Although the books focus on Hadrian and Royce, there are a number of side plots, all of which enrich the story and kept my interest. We have politics, religion, a slippery wizard, monks and farmers, prostitutes and titled lords, and even an evil beast.

Things I liked: First and foremost, I'm a fan of Hadrian and Royce. They're smart and good at their chosen profession, but they can still get into some trouble. I love their banter and the way they easily make both friend and foe. The secondary characters are clearly rendered, and I like, for example, the determination of the scholarly monk, the growth of the king, the spunk of the peasant girl, and confidence of the dwarf.

The interplay between the story lines and the pacing and transitions between the different settings work very well. You get a feel for Hadrian and Royce's personalities in the quieter moments and are caught up in worldly concerns when knights prepare for combat or villagers fight to save their homes.

All was not perfect: Although Theft of Swords was professionally edited in retrospect, these debut novels could have used a stronger editorial hand at the start (such as some cases of too much foreshadowing, a few scenes of excessive detail). The good news is that Sullivan becomes a stronger writer by the second half of Theft of Swords and, honestly, I was enjoying Hadrian and Royce's adventures so much I didn't care about the minor shortcomings.

Audiobook notes: I listened to the unabridged audiobook of Theft of Swords (Recorded Books; 22 hr, 37 min) read by Tim Gerard Reynolds. Reynolds nailed the characters' personalities, making it easy to connect with the good guys and hate the bad ones. He amped up the action scenes and brought a nice emotional level to his performance. Plus he pronounced all those difficult words (like Avempartha). If you're an audiobook fan, don't hesitate to listen.

Recommendations: Michael J. Sullivan's Theft of Swords is great escape reading, with many common fantasy elements wrapped around two fabulous characters whom you'll be happy to have met. You'll enjoy good action, root for a terrific friendship, be intrigued by a few secrets, and even find some moments to laugh. Although magic, elves, and dwarfs appear in the books, this is epic fantasy not the wand-waving world of Harry Potter.

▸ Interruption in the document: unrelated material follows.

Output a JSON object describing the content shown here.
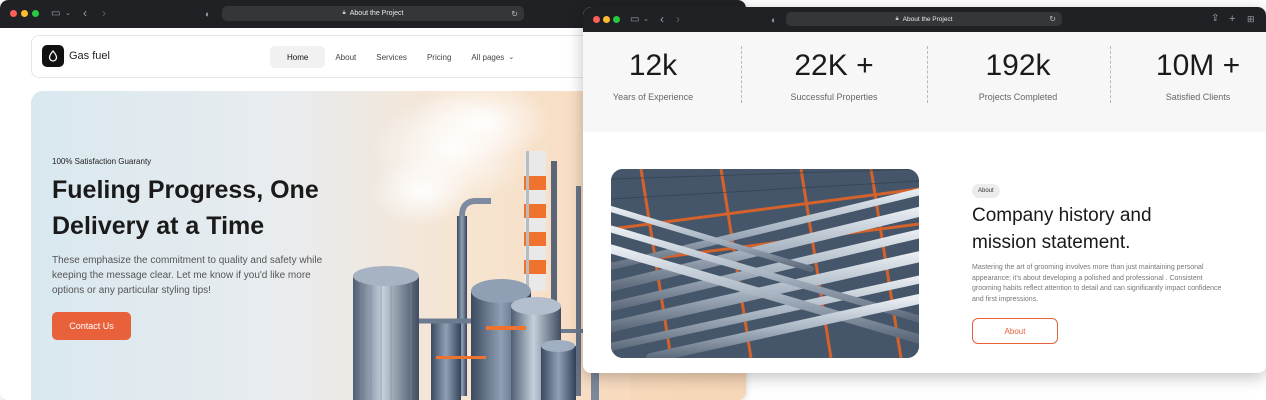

Published by Orbit, 2011
ISBN-13: 9780316187749
Source: bought (audiobook) (see review policy)
Copyright © cbl for Beth Fish Reads, all rights reserved (see review policy)

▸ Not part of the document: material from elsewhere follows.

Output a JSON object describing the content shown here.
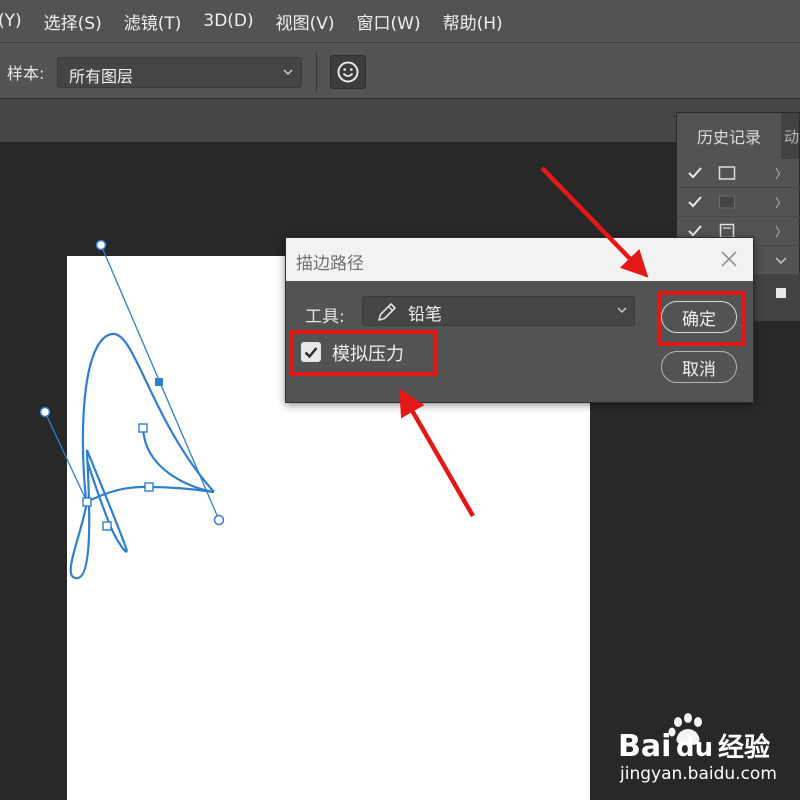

4 comments:

Kailana 1/20/17, 9:15 AM  

Glad you enjoyed this! I reactivated my library account hoping maybe they had his books, but nope, so I will have to rely on audio credits. So, first I want to finish the Anne Bishop series and then I think I will check him out next! I all ready plan to do his new book on audio since I enjoyed Age of Myth so much. :)

(Diane) bookchickdi 1/20/17, 11:55 AM  

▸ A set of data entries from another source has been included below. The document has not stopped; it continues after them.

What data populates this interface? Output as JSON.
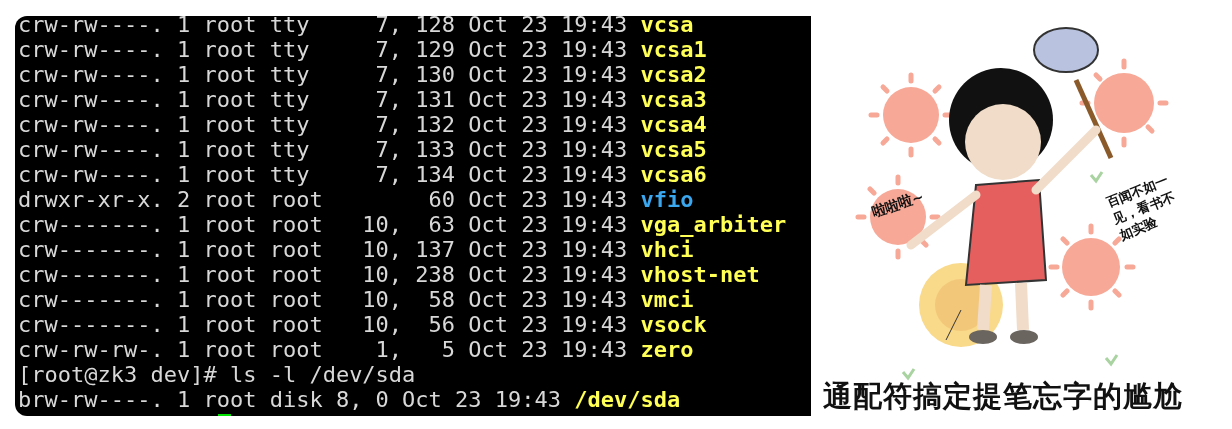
{
  "terminal": {
    "lines": [
      {
        "kind": "char",
        "text": "crw-rw----. 1 root tty     7, 128 Oct 23 19:43",
        "name": "vcsa"
      },
      {
        "kind": "char",
        "text": "crw-rw----. 1 root tty     7, 129 Oct 23 19:43",
        "name": "vcsa1"
      },
      {
        "kind": "char",
        "text": "crw-rw----. 1 root tty     7, 130 Oct 23 19:43",
        "name": "vcsa2"
      },
      {
        "kind": "char",
        "text": "crw-rw----. 1 root tty     7, 131 Oct 23 19:43",
        "name": "vcsa3"
      },
      {
        "kind": "char",
        "text": "crw-rw----. 1 root tty     7, 132 Oct 23 19:43",
        "name": "vcsa4"
      },
      {
        "kind": "char",
        "text": "crw-rw----. 1 root tty     7, 133 Oct 23 19:43",
        "name": "vcsa5"
      },
      {
        "kind": "char",
        "text": "crw-rw----. 1 root tty     7, 134 Oct 23 19:43",
        "name": "vcsa6"
      },
      {
        "kind": "dir",
        "text": "drwxr-xr-x. 2 root root        60 Oct 23 19:43",
        "name": "vfio"
      },
      {
        "kind": "char",
        "text": "crw-------. 1 root root   10,  63 Oct 23 19:43",
        "name": "vga_arbiter"
      },
      {
        "kind": "char",
        "text": "crw-------. 1 root root   10, 137 Oct 23 19:43",
        "name": "vhci"
      },
      {
        "kind": "char",
        "text": "crw-------. 1 root root   10, 238 Oct 23 19:43",
        "name": "vhost-net"
      },
      {
        "kind": "char",
        "text": "crw-------. 1 root root   10,  58 Oct 23 19:43",
        "name": "vmci"
      },
      {
        "kind": "char",
        "text": "crw-------. 1 root root   10,  56 Oct 23 19:43",
        "name": "vsock"
      },
      {
        "kind": "char",
        "text": "crw-rw-rw-. 1 root root    1,   5 Oct 23 19:43",
        "name": "zero"
      },
      {
        "kind": "command",
        "text": "[root@zk3 dev]# ls -l /dev/sda"
      },
      {
        "kind": "block",
        "text": "brw-rw----. 1 root disk 8, 0 Oct 23 19:43",
        "name": "/dev/sda"
      }
    ]
  },
  "illustration": {
    "speech": "啦啦啦~",
    "note": "百闻不如一见，看书不如实验",
    "caption": "通配符搞定提笔忘字的尴尬"
  }
}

I'm not a big fantasy reader, but it is a popular section at the Book Cellar.

Heather 1/21/17, 5:04 PM  

Yep. Gotta look into this! May be a good series to help me wait for the next in the Kingkiller series by Patrick Rothfuss (which I HIGHLY recommend if you haven't read. Start with The Name of the Wind. The audio is amazing.).

Daryl 1/23/17, 10:29 AM  

another to put on my TBR or listened to list .. thanks!

Thanks for stopping by. I read all comments and may respond here, via e-mail, or on your blog. I visit everyone who comments, but not necessarily right away.

I cannot turn off word verification, but if you are logged into Blogger you can ignore the captcha. I have set posts older than 14 days to be on moderation. I can no longer accept anonymous comments. I'm so sorry if this means you have to register or if you have trouble commenting.

Copyright

All content and photos (except where noted) copyright © cbl for Beth Fish Reads 2008-2017. All rights reserved.

Quantcast

Thanks!

To The Blogger Guide, Blogger Buster, Tips Blogger, Our Blogger Templates, BlogU, and Exploding Boy for the code for customizing my blog. To Old Book Illustrations for my ID photo. To SEO for meta-tag analysis. To Blogger Widgets for the avatars in my comments and sidebar gadgets. To Review of the Web for more gadgets. To SuziQ from Whimpulsive for help with my comments section. To Cool Tricks N Tips for my Google +1 button.

Quick Linker

Services

SEO

  © Blogger template Coozie by Ourblogtemplates.com 2008

Back to TOP